> **DATASET EXTRACT**
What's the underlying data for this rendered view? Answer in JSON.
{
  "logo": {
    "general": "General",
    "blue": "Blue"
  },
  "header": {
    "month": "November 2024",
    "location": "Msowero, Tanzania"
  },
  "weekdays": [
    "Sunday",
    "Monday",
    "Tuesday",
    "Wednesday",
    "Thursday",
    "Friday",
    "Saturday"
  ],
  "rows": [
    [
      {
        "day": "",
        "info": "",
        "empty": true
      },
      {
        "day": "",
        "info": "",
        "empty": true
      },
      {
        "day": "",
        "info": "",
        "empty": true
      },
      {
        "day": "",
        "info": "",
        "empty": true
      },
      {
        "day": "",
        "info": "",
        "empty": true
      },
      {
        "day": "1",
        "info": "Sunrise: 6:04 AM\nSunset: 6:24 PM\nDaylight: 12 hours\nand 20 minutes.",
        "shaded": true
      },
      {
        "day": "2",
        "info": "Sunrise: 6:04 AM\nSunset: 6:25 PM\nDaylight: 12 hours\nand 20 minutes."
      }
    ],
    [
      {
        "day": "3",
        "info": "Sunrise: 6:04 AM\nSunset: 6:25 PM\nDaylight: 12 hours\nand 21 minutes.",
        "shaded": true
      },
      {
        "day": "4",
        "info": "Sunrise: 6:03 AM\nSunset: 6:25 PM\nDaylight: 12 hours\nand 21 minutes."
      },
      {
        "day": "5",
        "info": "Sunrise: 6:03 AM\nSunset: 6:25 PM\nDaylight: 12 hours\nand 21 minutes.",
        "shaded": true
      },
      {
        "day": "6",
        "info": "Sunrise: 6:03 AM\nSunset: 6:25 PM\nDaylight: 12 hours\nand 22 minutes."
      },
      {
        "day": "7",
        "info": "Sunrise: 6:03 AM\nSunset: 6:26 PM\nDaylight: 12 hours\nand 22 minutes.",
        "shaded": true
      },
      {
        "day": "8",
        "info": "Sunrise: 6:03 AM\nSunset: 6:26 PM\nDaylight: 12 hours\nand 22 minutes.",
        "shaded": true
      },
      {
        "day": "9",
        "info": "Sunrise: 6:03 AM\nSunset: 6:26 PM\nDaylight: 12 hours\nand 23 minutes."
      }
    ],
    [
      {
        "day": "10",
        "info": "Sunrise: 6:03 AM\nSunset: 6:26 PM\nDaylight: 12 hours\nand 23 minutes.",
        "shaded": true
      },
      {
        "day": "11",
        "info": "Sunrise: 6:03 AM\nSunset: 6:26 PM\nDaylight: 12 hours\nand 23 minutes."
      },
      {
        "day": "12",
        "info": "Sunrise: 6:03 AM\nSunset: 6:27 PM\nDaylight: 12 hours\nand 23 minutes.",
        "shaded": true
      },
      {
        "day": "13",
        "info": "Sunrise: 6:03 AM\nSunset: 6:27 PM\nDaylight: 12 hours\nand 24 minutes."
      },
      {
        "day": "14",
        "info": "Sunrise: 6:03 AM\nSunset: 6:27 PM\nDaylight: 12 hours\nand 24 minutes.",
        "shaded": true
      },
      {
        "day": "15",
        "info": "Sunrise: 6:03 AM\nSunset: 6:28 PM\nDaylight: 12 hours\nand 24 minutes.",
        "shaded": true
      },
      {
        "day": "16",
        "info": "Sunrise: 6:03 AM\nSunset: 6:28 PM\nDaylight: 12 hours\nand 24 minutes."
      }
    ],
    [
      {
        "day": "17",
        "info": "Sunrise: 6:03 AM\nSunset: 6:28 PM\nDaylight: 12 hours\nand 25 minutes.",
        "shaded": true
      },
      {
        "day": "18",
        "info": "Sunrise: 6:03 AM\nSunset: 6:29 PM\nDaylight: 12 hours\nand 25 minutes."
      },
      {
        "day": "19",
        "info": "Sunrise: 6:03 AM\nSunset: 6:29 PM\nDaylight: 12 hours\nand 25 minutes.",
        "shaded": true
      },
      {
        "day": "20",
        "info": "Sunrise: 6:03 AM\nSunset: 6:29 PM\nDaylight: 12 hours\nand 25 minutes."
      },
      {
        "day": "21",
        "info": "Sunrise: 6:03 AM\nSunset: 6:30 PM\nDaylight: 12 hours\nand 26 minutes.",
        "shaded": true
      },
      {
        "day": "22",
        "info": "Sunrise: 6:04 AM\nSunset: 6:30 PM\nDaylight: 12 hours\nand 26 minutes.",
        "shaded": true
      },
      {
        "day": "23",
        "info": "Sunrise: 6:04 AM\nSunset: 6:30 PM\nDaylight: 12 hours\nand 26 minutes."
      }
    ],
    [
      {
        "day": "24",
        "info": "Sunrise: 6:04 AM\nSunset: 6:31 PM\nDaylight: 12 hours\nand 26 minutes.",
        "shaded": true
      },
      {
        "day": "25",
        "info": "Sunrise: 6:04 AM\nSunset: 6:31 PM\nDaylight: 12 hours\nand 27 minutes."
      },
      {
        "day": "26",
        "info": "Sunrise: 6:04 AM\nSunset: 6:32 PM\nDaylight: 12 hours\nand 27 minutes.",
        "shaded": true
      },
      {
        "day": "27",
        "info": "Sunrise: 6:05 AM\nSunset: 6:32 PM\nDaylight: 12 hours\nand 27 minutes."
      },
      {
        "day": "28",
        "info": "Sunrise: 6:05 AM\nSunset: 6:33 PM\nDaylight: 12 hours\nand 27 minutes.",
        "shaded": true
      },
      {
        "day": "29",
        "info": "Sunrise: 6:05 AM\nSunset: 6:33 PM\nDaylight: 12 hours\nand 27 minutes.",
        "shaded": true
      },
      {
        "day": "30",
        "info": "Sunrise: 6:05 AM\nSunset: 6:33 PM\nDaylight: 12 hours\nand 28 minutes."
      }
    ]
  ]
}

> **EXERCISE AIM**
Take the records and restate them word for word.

> **SOLUTION BELOW**
What's the underlying data for this rendered view? Answer in JSON.
{
  "logo": {
    "general": "General",
    "blue": "Blue"
  },
  "header": {
    "month": "November 2024",
    "location": "Msowero, Tanzania"
  },
  "weekdays": [
    "Sunday",
    "Monday",
    "Tuesday",
    "Wednesday",
    "Thursday",
    "Friday",
    "Saturday"
  ],
  "rows": [
    [
      {
        "day": "",
        "info": "",
        "empty": true
      },
      {
        "day": "",
        "info": "",
        "empty": true
      },
      {
        "day": "",
        "info": "",
        "empty": true
      },
      {
        "day": "",
        "info": "",
        "empty": true
      },
      {
        "day": "",
        "info": "",
        "empty": true
      },
      {
        "day": "1",
        "info": "Sunrise: 6:04 AM\nSunset: 6:24 PM\nDaylight: 12 hours\nand 20 minutes.",
        "shaded": true
      },
      {
        "day": "2",
        "info": "Sunrise: 6:04 AM\nSunset: 6:25 PM\nDaylight: 12 hours\nand 20 minutes."
      }
    ],
    [
      {
        "day": "3",
        "info": "Sunrise: 6:04 AM\nSunset: 6:25 PM\nDaylight: 12 hours\nand 21 minutes.",
        "shaded": true
      },
      {
        "day": "4",
        "info": "Sunrise: 6:03 AM\nSunset: 6:25 PM\nDaylight: 12 hours\nand 21 minutes."
      },
      {
        "day": "5",
        "info": "Sunrise: 6:03 AM\nSunset: 6:25 PM\nDaylight: 12 hours\nand 21 minutes.",
        "shaded": true
      },
      {
        "day": "6",
        "info": "Sunrise: 6:03 AM\nSunset: 6:25 PM\nDaylight: 12 hours\nand 22 minutes."
      },
      {
        "day": "7",
        "info": "Sunrise: 6:03 AM\nSunset: 6:26 PM\nDaylight: 12 hours\nand 22 minutes.",
        "shaded": true
      },
      {
        "day": "8",
        "info": "Sunrise: 6:03 AM\nSunset: 6:26 PM\nDaylight: 12 hours\nand 22 minutes.",
        "shaded": true
      },
      {
        "day": "9",
        "info": "Sunrise: 6:03 AM\nSunset: 6:26 PM\nDaylight: 12 hours\nand 23 minutes."
      }
    ],
    [
      {
        "day": "10",
        "info": "Sunrise: 6:03 AM\nSunset: 6:26 PM\nDaylight: 12 hours\nand 23 minutes.",
        "shaded": true
      },
      {
        "day": "11",
        "info": "Sunrise: 6:03 AM\nSunset: 6:26 PM\nDaylight: 12 hours\nand 23 minutes."
      },
      {
        "day": "12",
        "info": "Sunrise: 6:03 AM\nSunset: 6:27 PM\nDaylight: 12 hours\nand 23 minutes.",
        "shaded": true
      },
      {
        "day": "13",
        "info": "Sunrise: 6:03 AM\nSunset: 6:27 PM\nDaylight: 12 hours\nand 24 minutes."
      },
      {
        "day": "14",
        "info": "Sunrise: 6:03 AM\nSunset: 6:27 PM\nDaylight: 12 hours\nand 24 minutes.",
        "shaded": true
      },
      {
        "day": "15",
        "info": "Sunrise: 6:03 AM\nSunset: 6:28 PM\nDaylight: 12 hours\nand 24 minutes.",
        "shaded": true
      },
      {
        "day": "16",
        "info": "Sunrise: 6:03 AM\nSunset: 6:28 PM\nDaylight: 12 hours\nand 24 minutes."
      }
    ],
    [
      {
        "day": "17",
        "info": "Sunrise: 6:03 AM\nSunset: 6:28 PM\nDaylight: 12 hours\nand 25 minutes.",
        "shaded": true
      },
      {
        "day": "18",
        "info": "Sunrise: 6:03 AM\nSunset: 6:29 PM\nDaylight: 12 hours\nand 25 minutes."
      },
      {
        "day": "19",
        "info": "Sunrise: 6:03 AM\nSunset: 6:29 PM\nDaylight: 12 hours\nand 25 minutes.",
        "shaded": true
      },
      {
        "day": "20",
        "info": "Sunrise: 6:03 AM\nSunset: 6:29 PM\nDaylight: 12 hours\nand 25 minutes."
      },
      {
        "day": "21",
        "info": "Sunrise: 6:03 AM\nSunset: 6:30 PM\nDaylight: 12 hours\nand 26 minutes.",
        "shaded": true
      },
      {
        "day": "22",
        "info": "Sunrise: 6:04 AM\nSunset: 6:30 PM\nDaylight: 12 hours\nand 26 minutes.",
        "shaded": true
      },
      {
        "day": "23",
        "info": "Sunrise: 6:04 AM\nSunset: 6:30 PM\nDaylight: 12 hours\nand 26 minutes."
      }
    ],
    [
      {
        "day": "24",
        "info": "Sunrise: 6:04 AM\nSunset: 6:31 PM\nDaylight: 12 hours\nand 26 minutes.",
        "shaded": true
      },
      {
        "day": "25",
        "info": "Sunrise: 6:04 AM\nSunset: 6:31 PM\nDaylight: 12 hours\nand 27 minutes."
      },
      {
        "day": "26",
        "info": "Sunrise: 6:04 AM\nSunset: 6:32 PM\nDaylight: 12 hours\nand 27 minutes.",
        "shaded": true
      },
      {
        "day": "27",
        "info": "Sunrise: 6:05 AM\nSunset: 6:32 PM\nDaylight: 12 hours\nand 27 minutes."
      },
      {
        "day": "28",
        "info": "Sunrise: 6:05 AM\nSunset: 6:33 PM\nDaylight: 12 hours\nand 27 minutes.",
        "shaded": true
      },
      {
        "day": "29",
        "info": "Sunrise: 6:05 AM\nSunset: 6:33 PM\nDaylight: 12 hours\nand 27 minutes.",
        "shaded": true
      },
      {
        "day": "30",
        "info": "Sunrise: 6:05 AM\nSunset: 6:33 PM\nDaylight: 12 hours\nand 28 minutes."
      }
    ]
  ]
}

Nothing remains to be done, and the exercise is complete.